The removal and counterspell suite that rounds out the deck list is intended to give you the most opportunities to interact with your opponent during their turn, in order to capitalize on the fact that you’re likely outdrawing them 2:1 or more. Cards like Dimir Charm are excellent in this situation, as they have the capability of being situationally excellent, even if they aren’t always the best at everything. Warped Physique is particularly strong in a format full of indestructible Gods, as it happens to be one of the few spells that can off an active Thassa and an opposing Nightveil Specter alike. There aren’t many decks that can take advantage of this spell, but this one should nearly always have a full (or close to full) grip, and that means Physique leans much closer to Hero’s Downfall than Eye Gouge. Syncopate may not be the right tool for the job, I think I’ll have to put some work in to determine exactly which counterspell I want to round out the list with, but at first glance I wanted a card that scaled to answer any of the issues that may arise on our opponent’s turn, but doesn’t require us to keep three mana up at all times. Since much of our game plan is happening on the opponent’s turn anyway (between Mystic, Dictate, Notion Thief, and all the removal) it may be better for us to just commit to Dissolve as the hard counter and be done with it.

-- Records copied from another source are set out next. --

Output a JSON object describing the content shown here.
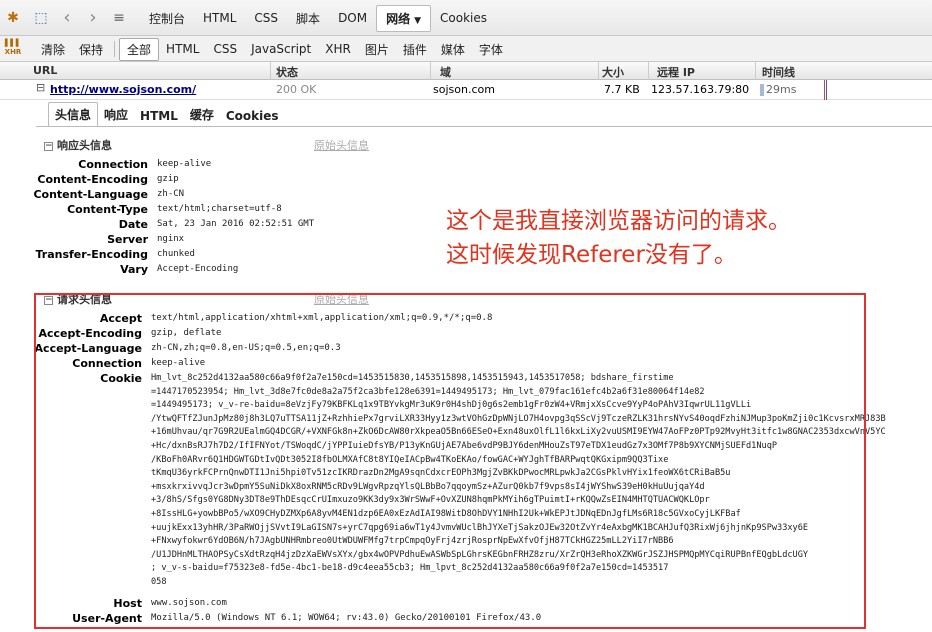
{
  "toolbar": {
    "tabs": [
      "控制台",
      "HTML",
      "CSS",
      "脚本",
      "DOM",
      "网络",
      "Cookies"
    ],
    "active_tab": "网络"
  },
  "filters": {
    "clear": "清除",
    "persist": "保持",
    "items": [
      "全部",
      "HTML",
      "CSS",
      "JavaScript",
      "XHR",
      "图片",
      "插件",
      "媒体",
      "字体"
    ],
    "active": "全部"
  },
  "columns": {
    "url": "URL",
    "status": "状态",
    "domain": "域",
    "size": "大小",
    "remote_ip": "远程 IP",
    "timeline": "时间线"
  },
  "request": {
    "url": "http://www.sojson.com/",
    "status": "200 OK",
    "domain": "sojson.com",
    "size": "7.7 KB",
    "remote_ip": "123.57.163.79:80",
    "time": "29ms"
  },
  "detail_tabs": [
    "头信息",
    "响应",
    "HTML",
    "缓存",
    "Cookies"
  ],
  "response_headers": {
    "title": "响应头信息",
    "view_source": "原始头信息",
    "rows": [
      {
        "name": "Connection",
        "value": "keep-alive"
      },
      {
        "name": "Content-Encoding",
        "value": "gzip"
      },
      {
        "name": "Content-Language",
        "value": "zh-CN"
      },
      {
        "name": "Content-Type",
        "value": "text/html;charset=utf-8"
      },
      {
        "name": "Date",
        "value": "Sat, 23 Jan 2016 02:52:51 GMT"
      },
      {
        "name": "Server",
        "value": "nginx"
      },
      {
        "name": "Transfer-Encoding",
        "value": "chunked"
      },
      {
        "name": "Vary",
        "value": "Accept-Encoding"
      }
    ]
  },
  "request_headers": {
    "title": "请求头信息",
    "view_source": "原始头信息",
    "rows_before_cookie": [
      {
        "name": "Accept",
        "value": "text/html,application/xhtml+xml,application/xml;q=0.9,*/*;q=0.8"
      },
      {
        "name": "Accept-Encoding",
        "value": "gzip, deflate"
      },
      {
        "name": "Accept-Language",
        "value": "zh-CN,zh;q=0.8,en-US;q=0.5,en;q=0.3"
      },
      {
        "name": "Connection",
        "value": "keep-alive"
      }
    ],
    "cookie_name": "Cookie",
    "cookie_lines": [
      "Hm_lvt_8c252d4132aa580c66a9f0f2a7e150cd=1453515830,1453515898,1453515943,1453517058; bdshare_firstime",
      "=1447170523954; Hm_lvt_3d8e7fc0de8a2a75f2ca3bfe128e6391=1449495173; Hm_lvt_079fac161efc4b2a6f31e80064f14e82",
      "=1449495173; v_v-re-baidu=8eVzjFy79KBFKLq1x9TBYvkgMr3uK9r0H4shDj0g6s2emb1gFr0zW4+VRmjxXsCcve9YyP4oPAhV3IqwrUL11gVLLi",
      "/YtwQFTfZJunJpMz80j8h3LQ7uTTSA11jZ+RzhhiePx7grviLXR33Hyy1z3wtVOhGzDpWNjLO7H4ovpg3qSScVj9TczeRZLK31hrsNYvS40oqdFzhiNJMup3poKmZji0c1KcvsrxMRJ83B",
      "+16mUhvau/qr7G9R2UEalmGQ4DCGR/+VXNFGk8n+ZkO6DcAW80rXkpeaO5Bn66ESeO+Exn48uxOlfL1l6kxLiXy2vuUSMI9EYW47AoFPz0PTp92MvyHt3itfc1w8GNAC2353dxcwVnV5YC",
      "+Hc/dxnBsRJ7h7D2/IfIFNYot/TSWoqdC/jYPPIuieDfsYB/P13yKnGUjAE7Abe6vdP9BJY6denMHouZsT97eTDX1eudGz7x3OMf7P8b9XYCNMjSUEFd1NuqP",
      "/KBoFh0ARvr6Q1HDGWTGDtIvQDt3052I8fbOLMXAfC8t8YIQeIACpBw4TKoEKAo/fowGAC+WYJghTfBARPwqtQKGxipm9QQ3Tixe",
      "tKmqU36yrkFCPrnQnwDTI1Jni5hpi0Tv51zcIKRDrazDn2MgA9sqnCdxcrEOPh3MgjZvBKkDPwocMRLpwkJa2CGsPklvHYix1feoWX6tCRiBaB5u",
      "+msxkrxivvqJcr3wDpmY5SuNiDkX8oxRNM5cRDv9LWgvRpzqYlsQLBbBo7qqoymSz+AZurQ0kb7f9vps8sI4jWYShwS39eH0kHuUujqaY4d",
      "+3/8hS/Sfgs0YG8DNy3DT8e9ThDEsqcCrUImxuzo9KK3dy9x3WrSWwF+OvXZUN8hqmPkMYih6gTPuimtI+rKQQwZsEIN4MHTQTUACWQKLOpr",
      "+8IssHLG+yowbBPo5/wXO9CHyDZMXp6A8yvM4EN1dzp6EA0xEzAdIAI98WitD8OhDVY1NHhI2Uk+WkEPJtJDNqEDnJgfLMs6R18c5GVxoCyjLKFBaf",
      "+uujkExx13yhHR/3PaRWOjjSVvtI9LaGISN7s+yrC7qpg69ia6wT1y4JvmvWUclBhJYXeTjSakzOJEw32OtZvYr4eAxbgMK1BCAHJufQ3RixWj6jhjnKp9SPw33xy6E",
      "+FNxwyfokwr6YdOB6N/h7JAgbUNHRmbreo0UtWDUWFMfg7trpCmpqOyFrj4zrjRosprNpEwXfvOfjH87TCkHGZ25mLL2YiI7rNBB6",
      "/U1JDHnMLTHAOPSyCsXdtRzqH4jzDzXaEWVsXYx/gbx4wOPVPdhuEwASWbSpLGhrsKEGbnFRHZ8zru/XrZrQH3eRhoXZKWGrJSZJHSPMQpMYCqiRUPBnfEQgbLdcUGY",
      "; v_v-s-baidu=f75323e8-fd5e-4bc1-be18-d9c4eea55cb3; Hm_lpvt_8c252d4132aa580c66a9f0f2a7e150cd=1453517",
      "058"
    ],
    "rows_after_cookie": [
      {
        "name": "Host",
        "value": "www.sojson.com"
      },
      {
        "name": "User-Agent",
        "value": "Mozilla/5.0 (Windows NT 6.1; WOW64; rv:43.0) Gecko/20100101 Firefox/43.0"
      }
    ]
  },
  "annotation": {
    "line1": "这个是我直接浏览器访问的请求。",
    "line2": "这时候发现Referer没有了。",
    "color": "#e2331f"
  }
}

I would imagine the sideboard of this deck would be focused on fine-tuning the removal and counterspell suite to target specific matchups, and would of course include a number of Duress to round out the 7 maindeck hand disruption spells and fully obliterate UW control. The nice part about having a deck like this one that tends to have a multitude of 2-ofs is that the sideboard becomes a more natural extension of the main deck. You have an opportunity to fine-tune the 75 as a comprehensive whole, rather than focus on a specific matchup or weakness within the deck itself. The sideboard becomes more of a dynamic model of “remove the weakest 15 cards” rather than a static “three in, three out.” I’d start with this board, and move from there.

In certain matchups, going for an aggressive Demon plan will be superior to trying for a combo-focused Thief strategy, and boarding out a set of Starfish for Demons (or perhaps some of the more do-nothing cards like Whispering Madness) will allow you to go over the top with the Demon twins.

As the metagame shapes up and the best decks rise to the top (or reestablish themselves as the top), tuning an effective sideboard becomes easier. In the early phases of a new format, there are plenty of unknowns to factor in, and boards are at least partial guesswork.

I’m quite excited to see if there is a real deck that finally opens the format up to Notion Thief as an offensive strategy, rather than a reactive board card for the best card in the best deck. I think Journey into Nyx finally brings the plan together, and I can’t wait to try it myself.

Best of luck at your prereleases this weekend!

Adam
@adamnightmare